Treating advanced or recurrent melanoma remains a challenge. Cancer cells can evade the immune system by blocking T-cell activation through overexpression of the inhibitory receptor programmed death 1 (PD-1) ligands. The PD-1 inhibitor nivolumab blocks the inhibitory signal in T cells, thus overcoming the immune resistance of cancer cells. Nivolumab has shown promising anticancer activity in various cancers. We carried out a single-arm, open-label, multicenter, phase II study to investigate the efficacy and safety of nivolumab in previously untreated Japanese patients with advanced melanoma. Twenty-four patients with stage III/IV or recurrent melanoma were enrolled and received i.v. nivolumab 3 mg/kg every 2 weeks until disease progression or unacceptable toxicity. The primary endpoint was overall response rate evaluated by an independent radiology review committee. The independent radiology review committee-assessed overall response rate was 34.8% (90% confidence interval, 20.8–51.9), and the overall survival rate at 18 months was 56.5% (90% confidence interval, 38.0–71.4). Treatment-related adverse events (AEs) of grade 3 or 4 only occurred in three patients (12.5%). Two patients discontinued nivolumab because of AEs, but all AEs were considered manageable by early diagnosis and appropriate treatment. Subgroup analyses showed that nivolumab was clinically beneficial and tolerable regardless of BRAF genotype, and that patients with treatment-related select AEs and with vitiligo showed tendency for better survival.

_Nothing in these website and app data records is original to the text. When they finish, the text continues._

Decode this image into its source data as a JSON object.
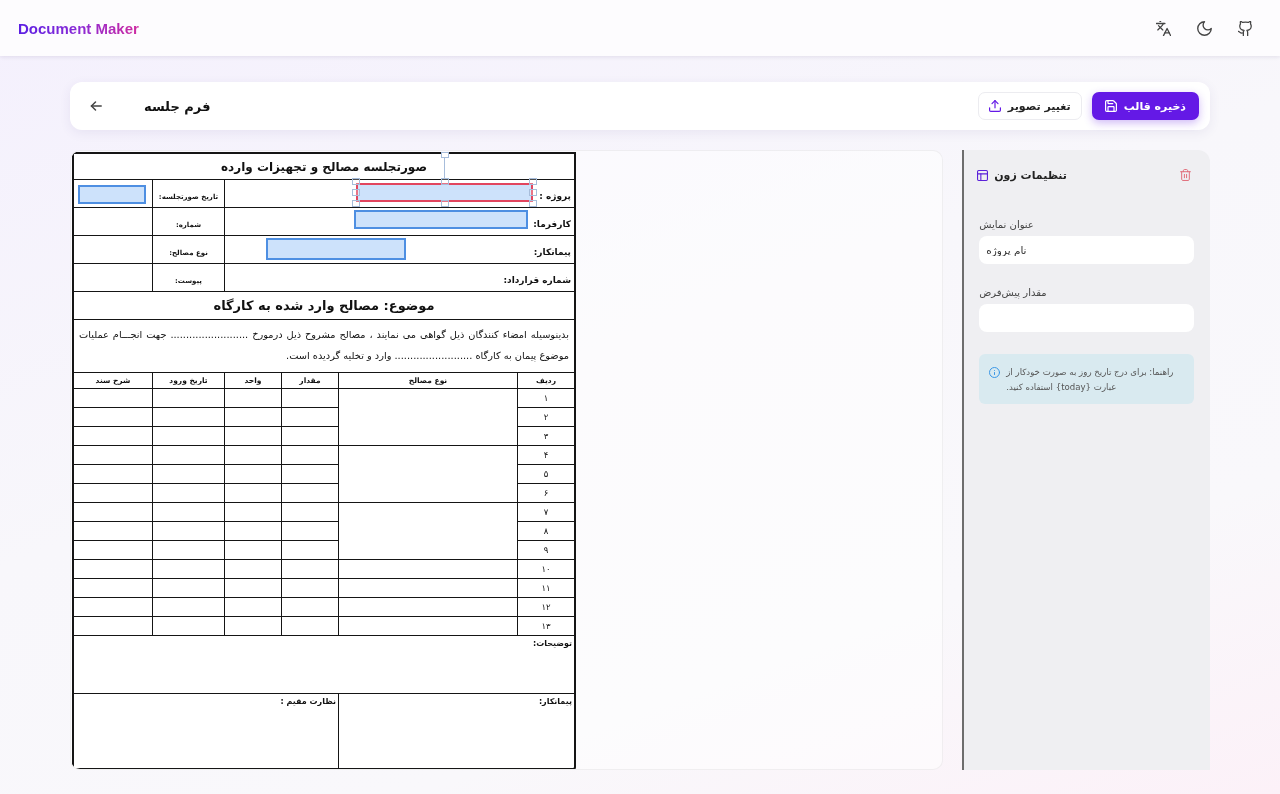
{
  "app": {
    "logo": "Document Maker"
  },
  "toolbar": {
    "title": "فرم جلسه",
    "buttons": [
      {
        "kind": "primary",
        "label": "ذخیره قالب"
      },
      {
        "kind": "secondary",
        "label": "تغییر تصویر"
      }
    ]
  },
  "document": {
    "title": "صورتجلسه مصالح و تجهیزات وارده",
    "info_rows": [
      {
        "label": "پروژه :",
        "zone": {
          "selected": true
        },
        "side_label": "تاریخ صورتجلسه:",
        "side_zone": {
          "selected": false
        }
      },
      {
        "label": "کارفرما:",
        "zone": {
          "selected": false
        },
        "side_label": "شماره:"
      },
      {
        "label": "پیمانکار:",
        "zone": {
          "selected": false
        },
        "side_label": "نوع مصالح:"
      },
      {
        "label": "شماره قرارداد:",
        "side_label": "پیوست:"
      }
    ],
    "subject": "موضوع: مصالح وارد شده به کارگاه",
    "paragraph": "بدینوسیله امضاء کنندگان ذیل گواهی می نمایند ، مصالح مشروح ذیل درمورخ ......................... جهت انجـــام عملیات موضوع پیمان به کارگاه ......................... وارد و تخلیه گردیده است.",
    "table": {
      "columns": [
        "ردیف",
        "نوع مصالح",
        "مقدار",
        "واحد",
        "تاریخ ورود",
        "شرح سند"
      ],
      "rows": [
        "۱",
        "۲",
        "۳",
        "۴",
        "۵",
        "۶",
        "۷",
        "۸",
        "۹",
        "۱۰",
        "۱۱",
        "۱۲",
        "۱۳"
      ]
    },
    "notes_label": "توضیحات:",
    "signatures": [
      "پیمانکار:",
      "نظارت مقیم :"
    ]
  },
  "zone_settings": {
    "title": "تنظیمات زون",
    "fields": [
      {
        "label": "عنوان نمایش",
        "value": "نام پروژه"
      },
      {
        "label": "مقدار پیش‌فرض"
      }
    ],
    "hint": "راهنما: برای درج تاریخ روز به صورت خودکار از عبارت {today} استفاده کنید."
  }
}
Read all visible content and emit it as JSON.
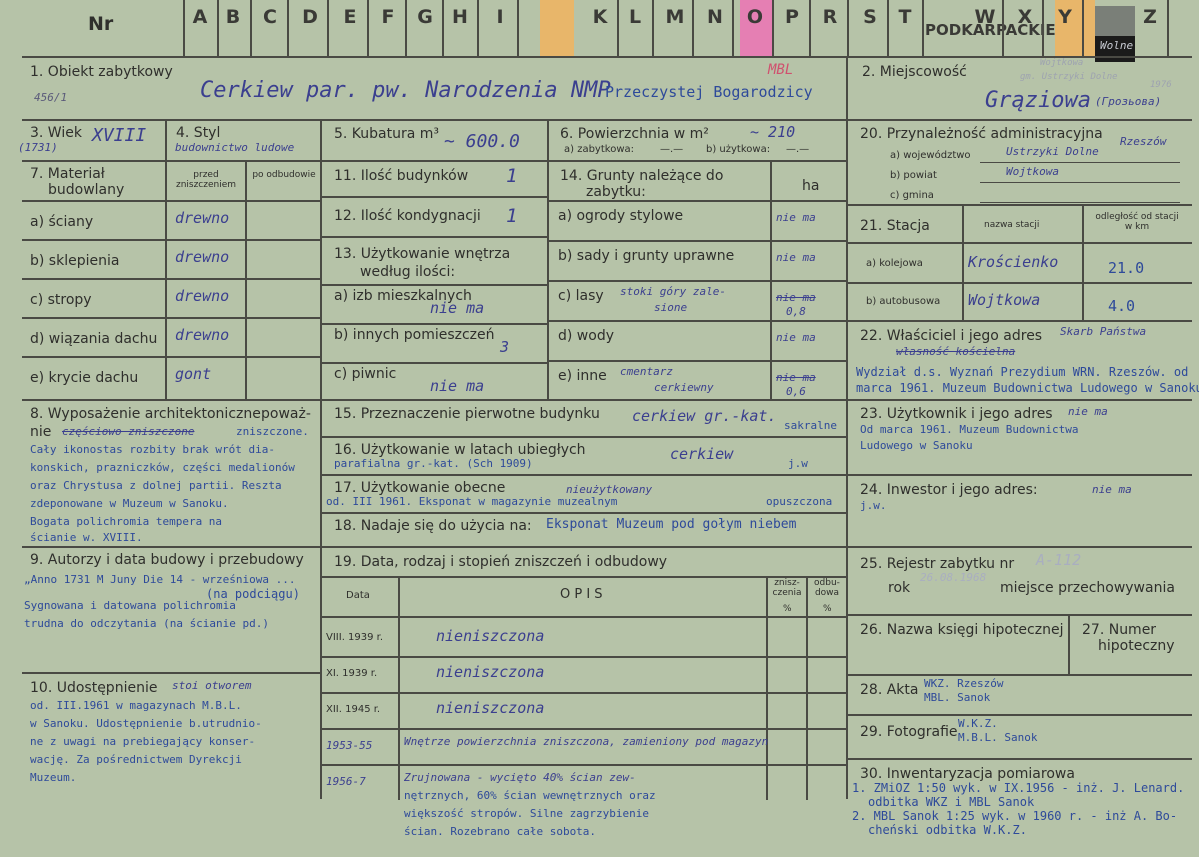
{
  "header": {
    "nr": "Nr",
    "letters": [
      "A",
      "B",
      "C",
      "D",
      "E",
      "F",
      "G",
      "H",
      "I",
      "K",
      "L",
      "M",
      "N",
      "O",
      "P",
      "R",
      "S",
      "T",
      "U",
      "W",
      "X",
      "Y",
      "Z"
    ],
    "stamp": "PODKARPACKIE",
    "corner_note": "Wolne"
  },
  "colors": {
    "paper": "#b6c3a8",
    "ink": "#3b3f8f",
    "orange_tab": "#e8b66a",
    "pink_tab": "#e57fb3",
    "black_tab": "#1b1b1b",
    "gray_tab": "#7a7f78"
  },
  "f1": {
    "label": "1. Obiekt zabytkowy",
    "value": "Cerkiew par. pw. Narodzenia NMP",
    "value2": "Przeczystej Bogarodzicy",
    "num": "456/1",
    "mark": "MBL"
  },
  "f2": {
    "label": "2. Miejscowość",
    "value": "Grąziowa",
    "value2": "(Грозьова)",
    "note": "Wojtkowa",
    "note2": "gm. Ustrzyki Dolne",
    "year": "1976"
  },
  "f3": {
    "label": "3. Wiek",
    "value": "XVIII",
    "note": "(1731)"
  },
  "f4": {
    "label": "4. Styl",
    "value": "budownictwo ludowe"
  },
  "f5": {
    "label": "5. Kubatura m³",
    "value": "~ 600.0"
  },
  "f6": {
    "label": "6. Powierzchnia w m²",
    "value": "~ 210",
    "sub1": "a) zabytkowa:",
    "sub1v": "—.—",
    "sub2": "b) użytkowa:",
    "sub2v": "—.—"
  },
  "f7": {
    "label": "7. Materiał",
    "label2": "budowlany",
    "col1": "przed zniszczeniem",
    "col2": "po odbudowie",
    "rows": [
      {
        "k": "a) ściany",
        "v": "drewno"
      },
      {
        "k": "b) sklepienia",
        "v": "drewno"
      },
      {
        "k": "c) stropy",
        "v": "drewno"
      },
      {
        "k": "d) wiązania dachu",
        "v": "drewno"
      },
      {
        "k": "e) krycie dachu",
        "v": "gont"
      }
    ]
  },
  "f8": {
    "label": "8. Wyposażenie architektoniczne",
    "label_tail": "poważ-",
    "lines": [
      "nie",
      "zniszczone.",
      "Cały ikonostas rozbity brak wrót dia-",
      "konskich, prazniczków, części medalionów",
      "oraz Chrystusa z dolnej partii. Reszta",
      "zdeponowane w Muzeum w Sanoku.",
      "Bogata polichromia tempera na",
      "ścianie w. XVIII."
    ],
    "struck": "częściowo zniszczone"
  },
  "f9": {
    "label": "9. Autorzy i data budowy i przebudowy",
    "line1": "„Anno 1731 M Juny Die 14 - wrześniowa ...",
    "line1b": "(na podciągu)",
    "line2": "Sygnowana i datowana polichromia",
    "line3": "trudna do odczytania (na ścianie pd.)"
  },
  "f10": {
    "label": "10. Udostępnienie",
    "value": "stoi otworem",
    "lines": [
      "od. III.1961 w magazynach M.B.L.",
      "w Sanoku. Udostępnienie b.utrudnio-",
      "ne z uwagi na prebiegający konser-",
      "wację. Za pośrednictwem Dyrekcji",
      "Muzeum."
    ]
  },
  "f11": {
    "label": "11. Ilość budynków",
    "value": "1"
  },
  "f12": {
    "label": "12. Ilość kondygnacji",
    "value": "1"
  },
  "f13": {
    "label": "13. Użytkowanie wnętrza",
    "label2": "według ilości:",
    "rows": [
      {
        "k": "a) izb mieszkalnych",
        "v": "nie ma"
      },
      {
        "k": "b) innych pomieszczeń",
        "v": "3"
      },
      {
        "k": "c) piwnic",
        "v": "nie ma"
      }
    ]
  },
  "f14": {
    "label": "14. Grunty należące do",
    "label2": "zabytku:",
    "unit": "ha",
    "rows": [
      {
        "k": "a) ogrody stylowe",
        "v": "",
        "ha": "nie ma"
      },
      {
        "k": "b) sady i grunty uprawne",
        "v": "",
        "ha": "nie ma"
      },
      {
        "k": "c) lasy",
        "v": "stoki góry zale-",
        "v2": "sione",
        "ha": "nie ma",
        "ha2": "0,8"
      },
      {
        "k": "d) wody",
        "v": "",
        "ha": "nie ma"
      },
      {
        "k": "e) inne",
        "v": "cmentarz",
        "v2": "cerkiewny",
        "ha": "nie ma",
        "ha2": "0,6"
      }
    ]
  },
  "f15": {
    "label": "15. Przeznaczenie pierwotne budynku",
    "value": "cerkiew gr.-kat.",
    "value2": "sakralne"
  },
  "f16": {
    "label": "16. Użytkowanie w latach ubiegłych",
    "value": "cerkiew",
    "sub": "parafialna gr.-kat. (Sch 1909)",
    "tail": "j.w"
  },
  "f17": {
    "label": "17. Użytkowanie obecne",
    "value": "nieużytkowany",
    "sub": "od. III 1961.  Eksponat w magazynie muzealnym",
    "tail": "opuszczona"
  },
  "f18": {
    "label": "18. Nadaje się do użycia na:",
    "value": "Eksponat Muzeum pod gołym niebem"
  },
  "f19": {
    "label": "19. Data, rodzaj i stopień zniszczeń i odbudowy",
    "col_date": "Data",
    "col_opis": "O P I S",
    "col_zn": "znisz-czenia",
    "col_od": "odbu-dowa",
    "pct": "%",
    "rows": [
      {
        "d": "VIII. 1939 r.",
        "o": "nieniszczona"
      },
      {
        "d": "XI. 1939 r.",
        "o": "nieniszczona"
      },
      {
        "d": "XII. 1945 r.",
        "o": "nieniszczona"
      },
      {
        "d": "1953-55",
        "o": "Wnętrze powierzchnia zniszczona, zamieniony pod magazyn"
      },
      {
        "d": "1956-7",
        "o": "Zrujnowana - wycięto 40% ścian zew-"
      }
    ],
    "extra": [
      "nętrznych, 60% ścian wewnętrznych oraz",
      "większość stropów. Silne zagrzybienie",
      "ścian. Rozebrano całe sobota."
    ]
  },
  "f20": {
    "label": "20. Przynależność administracyjna",
    "value": "Rzeszów",
    "rows": [
      {
        "k": "a) województwo",
        "v": "Ustrzyki Dolne"
      },
      {
        "k": "b) powiat",
        "v": "Wojtkowa"
      },
      {
        "k": "c) gmina",
        "v": ""
      }
    ]
  },
  "f21": {
    "label": "21. Stacja",
    "col1": "nazwa stacji",
    "col2": "odległość od stacji w km",
    "rows": [
      {
        "k": "a) kolejowa",
        "v": "Krościenko",
        "km": "21.0"
      },
      {
        "k": "b) autobusowa",
        "v": "Wojtkowa",
        "km": "4.0"
      }
    ]
  },
  "f22": {
    "label": "22. Właściciel i jego adres",
    "value": "Skarb Państwa",
    "struck": "własność kościelna",
    "lines": [
      "Wydział d.s. Wyznań Prezydium WRN. Rzeszów. od",
      "marca 1961. Muzeum Budownictwa Ludowego w Sanoku."
    ]
  },
  "f23": {
    "label": "23. Użytkownik i jego adres",
    "value": "nie ma",
    "lines": [
      "Od marca 1961. Muzeum Budownictwa",
      "Ludowego w Sanoku"
    ]
  },
  "f24": {
    "label": "24. Inwestor i jego adres:",
    "value": "nie ma",
    "value2": "j.w."
  },
  "f25": {
    "label": "25. Rejestr zabytku nr",
    "value": "A-112",
    "rok": "rok",
    "rok_value": "26.08.1968",
    "tail": "miejsce przechowywania"
  },
  "f26": {
    "label": "26. Nazwa księgi hipotecznej"
  },
  "f27": {
    "label": "27. Numer",
    "label2": "hipoteczny"
  },
  "f28": {
    "label": "28. Akta",
    "v1": "WKZ. Rzeszów",
    "v2": "MBL. Sanok"
  },
  "f29": {
    "label": "29. Fotografie",
    "v1": "W.K.Z.",
    "v2": "M.B.L. Sanok"
  },
  "f30": {
    "label": "30. Inwentaryzacja pomiarowa",
    "lines": [
      "1. ZMiOZ 1:50 wyk. w IX.1956 - inż. J. Lenard.",
      "odbitka WKZ i MBL Sanok",
      "2. MBL Sanok 1:25 wyk. w 1960 r. - inż A. Bo-",
      "cheński odbitka W.K.Z."
    ]
  }
}
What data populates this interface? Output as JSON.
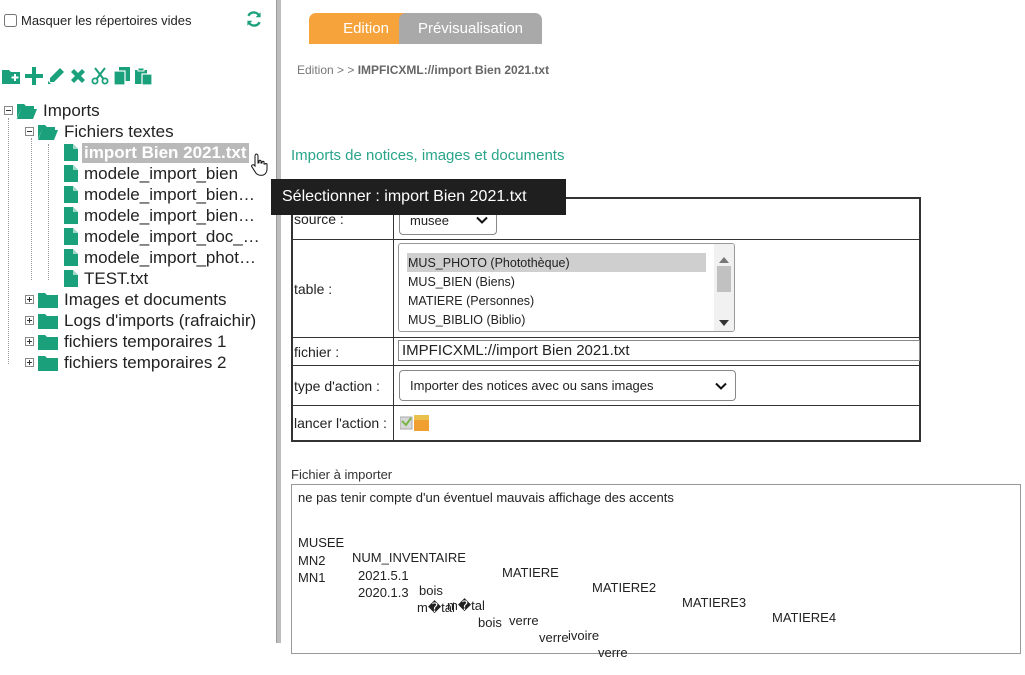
{
  "left_panel": {
    "hide_empty_label": "Masquer les répertoires vides",
    "hide_empty_checked": false,
    "toolbar": [
      "new-folder-icon",
      "add-icon",
      "edit-icon",
      "delete-icon",
      "cut-icon",
      "copy-icon",
      "paste-icon"
    ],
    "tree": {
      "root": "Imports",
      "group_1": "Fichiers textes",
      "files": [
        "import Bien 2021.txt",
        "modele_import_bien",
        "modele_import_bien…",
        "modele_import_bien…",
        "modele_import_doc_…",
        "modele_import_phot…",
        "TEST.txt"
      ],
      "folders": [
        "Images et documents",
        "Logs d'imports (rafraichir)",
        "fichiers temporaires 1",
        "fichiers temporaires 2"
      ]
    }
  },
  "tabs": {
    "edit": "Edition",
    "preview": "Prévisualisation"
  },
  "breadcrumb": {
    "prefix": "Edition > > ",
    "current": "IMPFICXML://import Bien 2021.txt"
  },
  "tooltip": "Sélectionner : import Bien 2021.txt",
  "section_title": "Imports de notices, images et documents",
  "form": {
    "source_label": "source :",
    "source_value": "musee",
    "table_label": "table :",
    "table_options": [
      "MUS_PHOTO (Photothèque)",
      "MUS_BIEN (Biens)",
      "MATIERE (Personnes)",
      "MUS_BIBLIO (Biblio)"
    ],
    "table_selected": "MUS_PHOTO (Photothèque)",
    "fichier_label": "fichier :",
    "fichier_value": "IMPFICXML://import Bien 2021.txt",
    "action_type_label": "type d'action :",
    "action_type_value": "Importer des notices avec ou sans images",
    "run_label": "lancer l'action :"
  },
  "file_content": {
    "label": "Fichier à importer",
    "note": "ne pas tenir compte d'un éventuel mauvais affichage des accents",
    "header": [
      "MUSEE",
      "NUM_INVENTAIRE",
      "MATIERE",
      "MATIERE2",
      "MATIERE3",
      "MATIERE4"
    ],
    "rows": [
      [
        "MN2",
        "2021.5.1",
        "bois",
        "m�tal",
        "verre",
        "ivoire"
      ],
      [
        "MN1",
        "2020.1.3",
        "m�tal",
        "bois",
        "verre",
        "verre"
      ]
    ]
  },
  "colors": {
    "accent_orange": "#f7a33c",
    "tab_grey": "#a9a9a9",
    "title_green": "#2aa58a",
    "icon_green": "#1aa07a"
  }
}
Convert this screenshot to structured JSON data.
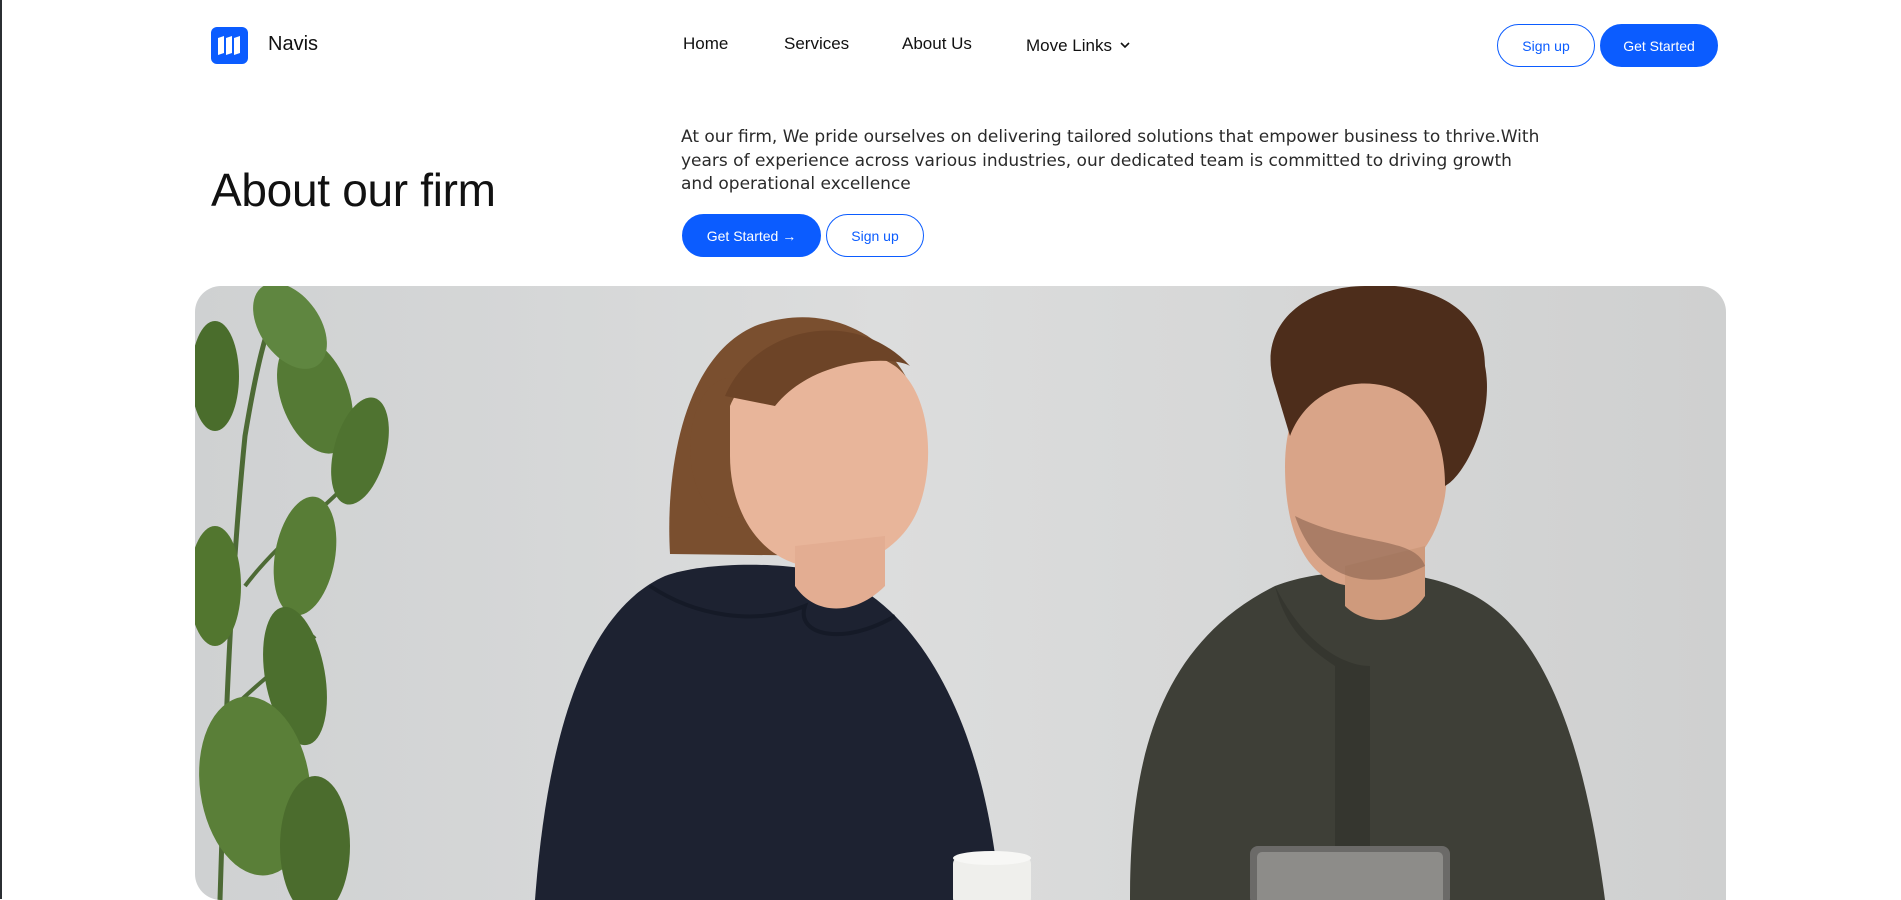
{
  "brand": {
    "name": "Navis",
    "accent": "#0b5cff"
  },
  "nav": {
    "links": [
      {
        "label": "Home"
      },
      {
        "label": "Services"
      },
      {
        "label": "About Us"
      },
      {
        "label": "Move Links"
      }
    ],
    "signup_label": "Sign up",
    "get_started_label": "Get Started"
  },
  "hero": {
    "title": "About our firm",
    "description": "At our firm, We pride ourselves on delivering tailored solutions that empower business to thrive.With years of experience across various industries, our dedicated team is committed to driving growth and operational excellence",
    "get_started_label": "Get Started →",
    "signup_label": "Sign up"
  },
  "image": {
    "subject": "two-colleagues-talking-photo"
  }
}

In conclusion, nivolumab showed favorable efficacy and safety profiles in Japanese patients with advanced or recurrent melanoma, with or without BRAF mutations. (Trial registration no. JapicCTI-142533.).
All Science Journal Classification (ASJC) codes
- Cancer Research